This video examines the themes of human rights for Aboriginal Victorians in the early twentieth century through the lives of Lucy and Percy Pepper and their descendants.

It explores:

  • the laws that governed the lives of Aboriginal people at this time
  • the way human rights have been ignored, demanded or achieved in Australia after World War I
  • the struggles of Aboriginal peoples for the rights and freedoms other Australians took for granted
  • the nature and history of human rights in Australia
  • past and present policies of government in relation to Aboriginal people
  • the policies impacting on people considered to be “half castes”.

Click here for teacher resources for 'Survival in their own land'.

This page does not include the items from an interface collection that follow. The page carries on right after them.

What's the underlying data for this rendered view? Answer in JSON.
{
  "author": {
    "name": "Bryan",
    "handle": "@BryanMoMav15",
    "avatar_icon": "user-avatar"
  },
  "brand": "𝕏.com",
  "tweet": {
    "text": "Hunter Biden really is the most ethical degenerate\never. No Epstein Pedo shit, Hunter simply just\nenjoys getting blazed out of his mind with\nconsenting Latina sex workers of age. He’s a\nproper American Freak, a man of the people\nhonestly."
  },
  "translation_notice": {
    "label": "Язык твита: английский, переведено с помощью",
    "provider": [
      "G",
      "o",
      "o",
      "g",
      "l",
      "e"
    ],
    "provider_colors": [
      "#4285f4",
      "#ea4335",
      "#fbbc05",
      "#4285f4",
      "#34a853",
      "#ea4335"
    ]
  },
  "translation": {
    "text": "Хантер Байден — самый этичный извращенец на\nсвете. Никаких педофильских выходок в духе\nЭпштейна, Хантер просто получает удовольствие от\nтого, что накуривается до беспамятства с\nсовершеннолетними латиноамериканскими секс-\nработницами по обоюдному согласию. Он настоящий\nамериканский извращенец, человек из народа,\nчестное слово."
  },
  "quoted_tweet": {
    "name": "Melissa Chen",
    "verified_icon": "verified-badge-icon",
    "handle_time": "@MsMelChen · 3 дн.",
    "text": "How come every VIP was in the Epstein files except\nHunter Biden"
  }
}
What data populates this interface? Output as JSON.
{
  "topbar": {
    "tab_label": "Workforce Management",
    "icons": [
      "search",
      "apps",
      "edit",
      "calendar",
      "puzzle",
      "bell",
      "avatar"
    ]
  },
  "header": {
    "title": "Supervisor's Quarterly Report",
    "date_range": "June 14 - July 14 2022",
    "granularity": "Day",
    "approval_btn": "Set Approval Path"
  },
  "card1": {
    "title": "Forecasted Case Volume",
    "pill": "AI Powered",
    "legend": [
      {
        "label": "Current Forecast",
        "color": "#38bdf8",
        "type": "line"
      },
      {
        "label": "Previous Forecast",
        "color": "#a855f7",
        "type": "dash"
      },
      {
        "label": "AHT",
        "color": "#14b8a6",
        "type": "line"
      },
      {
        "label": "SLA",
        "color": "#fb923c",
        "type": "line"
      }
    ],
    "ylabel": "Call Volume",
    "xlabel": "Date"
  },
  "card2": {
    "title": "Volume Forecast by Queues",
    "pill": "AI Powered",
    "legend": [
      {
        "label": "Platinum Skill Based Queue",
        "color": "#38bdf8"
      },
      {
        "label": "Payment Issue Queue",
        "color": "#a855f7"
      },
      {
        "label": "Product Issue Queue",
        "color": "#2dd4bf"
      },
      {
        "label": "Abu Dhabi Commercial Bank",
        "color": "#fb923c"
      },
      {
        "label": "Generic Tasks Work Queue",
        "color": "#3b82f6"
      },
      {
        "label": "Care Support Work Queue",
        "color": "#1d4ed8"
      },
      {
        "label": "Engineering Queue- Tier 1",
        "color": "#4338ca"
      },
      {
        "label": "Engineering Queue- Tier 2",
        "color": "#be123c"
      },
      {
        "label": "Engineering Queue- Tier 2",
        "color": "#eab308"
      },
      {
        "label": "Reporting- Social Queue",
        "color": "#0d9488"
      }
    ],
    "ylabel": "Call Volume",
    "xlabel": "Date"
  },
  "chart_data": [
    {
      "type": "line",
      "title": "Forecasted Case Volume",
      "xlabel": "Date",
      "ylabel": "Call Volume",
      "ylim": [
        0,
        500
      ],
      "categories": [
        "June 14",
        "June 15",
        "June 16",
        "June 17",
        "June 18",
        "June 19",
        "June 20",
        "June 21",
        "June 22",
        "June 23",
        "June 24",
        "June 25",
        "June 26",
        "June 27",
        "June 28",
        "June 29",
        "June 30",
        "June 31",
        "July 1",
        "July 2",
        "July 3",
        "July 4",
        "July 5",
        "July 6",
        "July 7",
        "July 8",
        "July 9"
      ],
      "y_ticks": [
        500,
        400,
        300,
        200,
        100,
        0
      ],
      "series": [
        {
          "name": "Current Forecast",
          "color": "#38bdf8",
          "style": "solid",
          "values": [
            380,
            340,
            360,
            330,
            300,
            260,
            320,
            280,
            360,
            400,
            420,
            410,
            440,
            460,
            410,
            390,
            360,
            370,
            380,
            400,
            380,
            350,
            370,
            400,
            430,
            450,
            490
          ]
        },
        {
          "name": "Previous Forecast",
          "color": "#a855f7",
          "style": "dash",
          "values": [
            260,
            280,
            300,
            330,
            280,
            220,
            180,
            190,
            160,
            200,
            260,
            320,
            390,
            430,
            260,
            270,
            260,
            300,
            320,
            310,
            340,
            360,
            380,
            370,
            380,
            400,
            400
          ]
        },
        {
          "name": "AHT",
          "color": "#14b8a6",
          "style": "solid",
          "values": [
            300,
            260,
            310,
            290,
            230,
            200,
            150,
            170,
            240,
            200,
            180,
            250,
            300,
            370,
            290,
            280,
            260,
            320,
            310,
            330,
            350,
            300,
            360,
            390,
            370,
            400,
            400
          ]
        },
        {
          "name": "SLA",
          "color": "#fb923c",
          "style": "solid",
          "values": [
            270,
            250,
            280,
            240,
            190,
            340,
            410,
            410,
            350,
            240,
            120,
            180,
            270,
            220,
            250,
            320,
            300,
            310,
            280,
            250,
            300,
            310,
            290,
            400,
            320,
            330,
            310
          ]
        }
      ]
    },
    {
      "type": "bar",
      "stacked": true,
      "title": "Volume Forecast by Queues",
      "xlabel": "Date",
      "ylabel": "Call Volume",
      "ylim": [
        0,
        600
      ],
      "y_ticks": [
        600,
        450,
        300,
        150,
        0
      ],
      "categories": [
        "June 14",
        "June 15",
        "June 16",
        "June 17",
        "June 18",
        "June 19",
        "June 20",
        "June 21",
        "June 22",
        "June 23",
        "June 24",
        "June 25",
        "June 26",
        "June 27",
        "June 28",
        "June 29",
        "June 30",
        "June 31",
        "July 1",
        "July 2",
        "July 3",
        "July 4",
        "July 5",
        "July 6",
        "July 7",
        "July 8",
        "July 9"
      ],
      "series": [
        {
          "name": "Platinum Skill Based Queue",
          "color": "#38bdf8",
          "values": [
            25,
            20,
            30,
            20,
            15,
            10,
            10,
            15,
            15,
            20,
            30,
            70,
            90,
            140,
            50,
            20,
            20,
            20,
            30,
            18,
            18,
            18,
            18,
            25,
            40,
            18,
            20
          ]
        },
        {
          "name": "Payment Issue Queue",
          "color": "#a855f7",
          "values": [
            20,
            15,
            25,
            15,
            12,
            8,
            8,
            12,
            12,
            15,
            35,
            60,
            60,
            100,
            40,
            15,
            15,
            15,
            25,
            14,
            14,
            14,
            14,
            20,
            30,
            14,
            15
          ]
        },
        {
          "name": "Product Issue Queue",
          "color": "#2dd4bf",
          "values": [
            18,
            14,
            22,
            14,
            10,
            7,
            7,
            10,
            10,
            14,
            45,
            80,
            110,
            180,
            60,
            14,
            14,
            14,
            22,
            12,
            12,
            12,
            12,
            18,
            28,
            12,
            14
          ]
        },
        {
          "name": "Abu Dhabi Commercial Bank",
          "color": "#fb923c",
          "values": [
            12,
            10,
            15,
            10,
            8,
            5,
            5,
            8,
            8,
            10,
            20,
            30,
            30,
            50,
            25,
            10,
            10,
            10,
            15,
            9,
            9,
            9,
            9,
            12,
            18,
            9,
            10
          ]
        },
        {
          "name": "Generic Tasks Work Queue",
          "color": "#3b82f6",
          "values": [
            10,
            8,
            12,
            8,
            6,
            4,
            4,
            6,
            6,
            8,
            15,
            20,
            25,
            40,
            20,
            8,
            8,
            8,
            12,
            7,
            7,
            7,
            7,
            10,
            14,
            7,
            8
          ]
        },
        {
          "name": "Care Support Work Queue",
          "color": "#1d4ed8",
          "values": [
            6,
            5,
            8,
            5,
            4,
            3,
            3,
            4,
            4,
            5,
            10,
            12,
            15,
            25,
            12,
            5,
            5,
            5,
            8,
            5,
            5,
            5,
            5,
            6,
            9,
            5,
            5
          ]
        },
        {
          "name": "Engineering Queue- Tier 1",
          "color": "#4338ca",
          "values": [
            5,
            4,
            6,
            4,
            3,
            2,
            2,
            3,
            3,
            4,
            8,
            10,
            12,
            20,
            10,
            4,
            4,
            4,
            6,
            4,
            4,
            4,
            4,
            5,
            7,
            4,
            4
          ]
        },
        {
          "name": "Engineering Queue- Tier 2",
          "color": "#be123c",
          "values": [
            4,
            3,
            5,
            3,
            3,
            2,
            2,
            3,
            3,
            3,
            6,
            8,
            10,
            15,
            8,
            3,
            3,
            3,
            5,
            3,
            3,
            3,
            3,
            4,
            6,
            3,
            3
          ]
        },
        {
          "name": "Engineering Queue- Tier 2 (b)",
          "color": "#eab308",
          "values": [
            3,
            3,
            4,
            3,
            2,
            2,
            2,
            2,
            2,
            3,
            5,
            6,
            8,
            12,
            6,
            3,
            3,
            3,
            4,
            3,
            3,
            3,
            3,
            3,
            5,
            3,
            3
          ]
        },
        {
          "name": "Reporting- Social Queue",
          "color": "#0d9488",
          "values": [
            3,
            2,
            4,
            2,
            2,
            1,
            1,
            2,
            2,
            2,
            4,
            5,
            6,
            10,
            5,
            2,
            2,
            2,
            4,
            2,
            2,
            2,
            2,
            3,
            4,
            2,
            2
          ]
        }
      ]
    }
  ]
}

Material in the Public Record Office Victoria archival collection contains words and descriptions that reflect attitudes and government policies at different times which may be insensitive and upsetting

Aboriginal and Torres Strait Islander Peoples should be aware the collection and website may contain images, voices and names of deceased persons.

PROV provides advice to researchers wishing to access, publish or re-use records about Aboriginal Peoples